* **Work task**
Set the data down once more, in full and exactly.

Segment Start: Material to process

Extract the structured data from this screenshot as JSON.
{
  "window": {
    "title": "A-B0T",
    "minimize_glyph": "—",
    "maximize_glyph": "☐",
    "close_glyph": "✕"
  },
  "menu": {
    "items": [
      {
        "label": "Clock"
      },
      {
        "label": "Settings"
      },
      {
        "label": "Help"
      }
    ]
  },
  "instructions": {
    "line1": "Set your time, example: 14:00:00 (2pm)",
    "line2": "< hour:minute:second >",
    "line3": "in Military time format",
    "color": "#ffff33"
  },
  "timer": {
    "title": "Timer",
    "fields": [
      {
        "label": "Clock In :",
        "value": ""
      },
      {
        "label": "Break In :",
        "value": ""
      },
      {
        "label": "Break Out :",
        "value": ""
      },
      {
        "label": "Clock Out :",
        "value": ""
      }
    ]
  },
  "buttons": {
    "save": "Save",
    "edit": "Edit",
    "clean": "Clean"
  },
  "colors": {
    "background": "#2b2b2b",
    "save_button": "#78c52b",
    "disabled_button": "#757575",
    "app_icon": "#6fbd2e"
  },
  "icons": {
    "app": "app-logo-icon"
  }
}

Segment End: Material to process

* **Your response**
Extract the structured data from this screenshot as JSON.
{
  "window": {
    "title": "A-B0T",
    "minimize_glyph": "—",
    "maximize_glyph": "☐",
    "close_glyph": "✕"
  },
  "menu": {
    "items": [
      {
        "label": "Clock"
      },
      {
        "label": "Settings"
      },
      {
        "label": "Help"
      }
    ]
  },
  "instructions": {
    "line1": "Set your time, example: 14:00:00 (2pm)",
    "line2": "< hour:minute:second >",
    "line3": "in Military time format",
    "color": "#ffff33"
  },
  "timer": {
    "title": "Timer",
    "fields": [
      {
        "label": "Clock In :",
        "value": ""
      },
      {
        "label": "Break In :",
        "value": ""
      },
      {
        "label": "Break Out :",
        "value": ""
      },
      {
        "label": "Clock Out :",
        "value": ""
      }
    ]
  },
  "buttons": {
    "save": "Save",
    "edit": "Edit",
    "clean": "Clean"
  },
  "colors": {
    "background": "#2b2b2b",
    "save_button": "#78c52b",
    "disabled_button": "#757575",
    "app_icon": "#6fbd2e"
  },
  "icons": {
    "app": "app-logo-icon"
  }
}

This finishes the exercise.